New R&D Law – More Flexibility in Supporting Technological Innovation
On July 29, 2015 the Knesset passed the 7th Amendment to the Encouragement of Research and Development in the Industry Law.
The purpose of the amendment is to allow the State of Israel to effectively and efficiently continue its support of the various companies which promote technological innovation and address the current challenges this industry faces in light of the importance of the high tech industry to the Israeli economy.
The amendment establishes the National Authority for Technological Innovation (NATI), which is intended to replace the Office of the Chief Scientist (OCS). Prior to the amendment, the OCS is entrusted with the operation of the various state incentive programs pursuant to the Encouragement of Research and Development in the Industry Law 1984 (R&D Law).
In order to achieve the required flexibility, the NATI will be authorized to establish the various government incentive programs and to manage the incentives system pursuant to the R&D Law.
NATI will be headed by the Chief Scientist, and will be entrusted with the establishment of various incentive programs. This would replace all the existing programs either pursuant to the R&D Law, and those promulgated by the General Manager of the Ministry of Economy, such as the incubator programs.
Transfer of Know-how
The amendment cancels the existing provisions of the R&D Law, and its regulations, regarding transfer of manufacturing outside of Israel and transfer of know-how outside of Israel. The NATI Council will be authorized to promulgate relevant provisions for each of the incentive programs.
The existing provisions related to transfer of know-how outside of Israel will remain in force with respect to the current incentive programs and funding received thereunder for an interim period.
Although the amendment emphasizes the need to retain know-how in Israel, this may lead to a more tailored approach to transfer of know-how requests with respect to existing incentive programs and address some of the difficulties encountered in cross border transactions.
The Research Committees will remain the entity in charge of the granting of the incentives, the day to day administration and the decisions related to transfer of know-how and production.

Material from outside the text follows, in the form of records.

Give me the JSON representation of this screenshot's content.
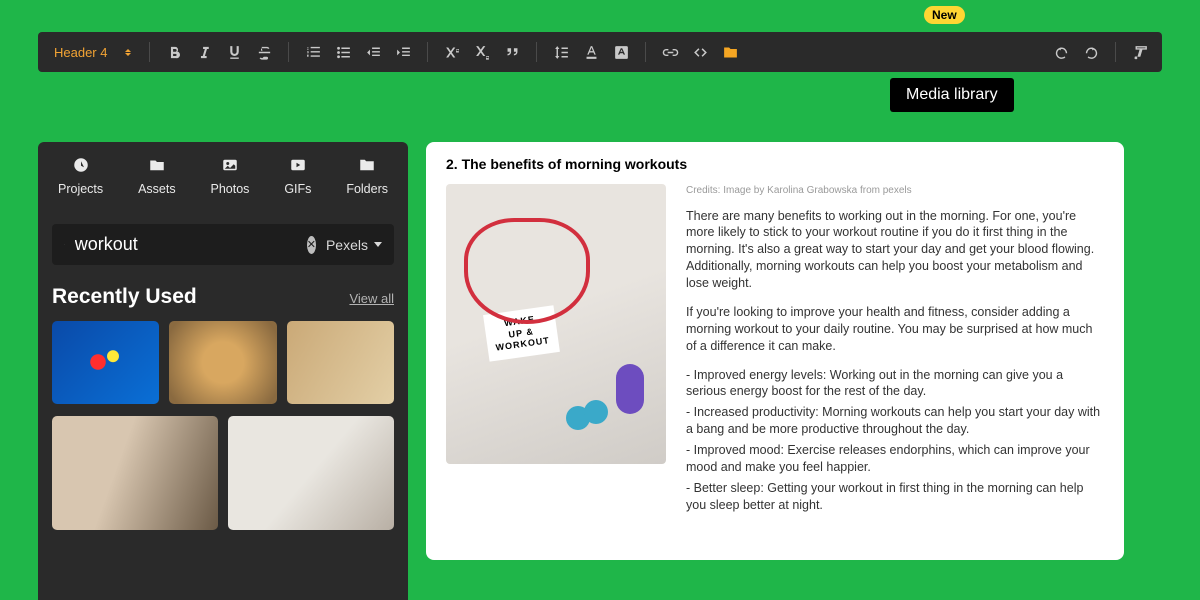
{
  "toolbar": {
    "headerLabel": "Header 4"
  },
  "badge": "New",
  "tooltip": "Media library",
  "sidebar": {
    "tabs": [
      {
        "label": "Projects"
      },
      {
        "label": "Assets"
      },
      {
        "label": "Photos"
      },
      {
        "label": "GIFs"
      },
      {
        "label": "Folders"
      }
    ],
    "searchValue": "workout",
    "source": "Pexels",
    "recentTitle": "Recently Used",
    "viewAll": "View all"
  },
  "article": {
    "title": "2. The benefits of morning workouts",
    "credits": "Credits: Image by Karolina Grabowska from pexels",
    "p1": "There are many benefits to working out in the morning. For one, you're more likely to stick to your workout routine if you do it first thing in the morning. It's also a great way to start your day and get your blood flowing. Additionally, morning workouts can help you boost your metabolism and lose weight.",
    "p2": "If you're looking to improve your health and fitness, consider adding a morning workout to your daily routine. You may be surprised at how much of a difference it can make.",
    "bullets": [
      "- Improved energy levels: Working out in the morning can give you a serious energy boost for the rest of the day.",
      "- Increased productivity: Morning workouts can help you start your day with a bang and be more productive throughout the day.",
      "- Improved mood: Exercise releases endorphins, which can improve your mood and make you feel happier.",
      "- Better sleep: Getting your workout in first thing in the morning can help you sleep better at night."
    ]
  }
}
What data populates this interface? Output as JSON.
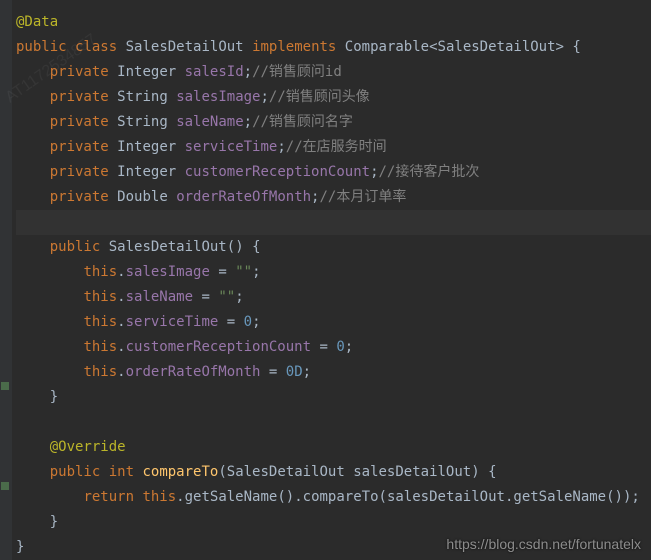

The NATI Council will be comprised of 8 members, including 3 representatives of the public. The inclusion of public representatives is intended to increase the dialog between NATI and the private sector and to ensure that NATI is responsive to market needs. However, the Council will not be able to approve any incentive programs without the presence of all the government representatives.
NATI will be funded through the state budget and the royalty repayments due to the state treasury will be used to encourage technological innovation by NATI. In addition, in rare cases and if professionally justified, NATI may issue bonds for the purpose of funding certain incentive programs.
The Amendment will enter into force on January 1, 2016 and all the incentives granted pursuant to the current R&D Law will be deemed as granted by the NATI. NATI will also assume the Chief Scientist’s obligations under any international research agreements.
The Amendment holds a promise for more flexibility and new types of government incentives for innovative technologies. It remains to be seen whether the restructuring and the establishment of NATI will be executed as planned and whether the promise for transparent innovative governmental support will be fulfilled.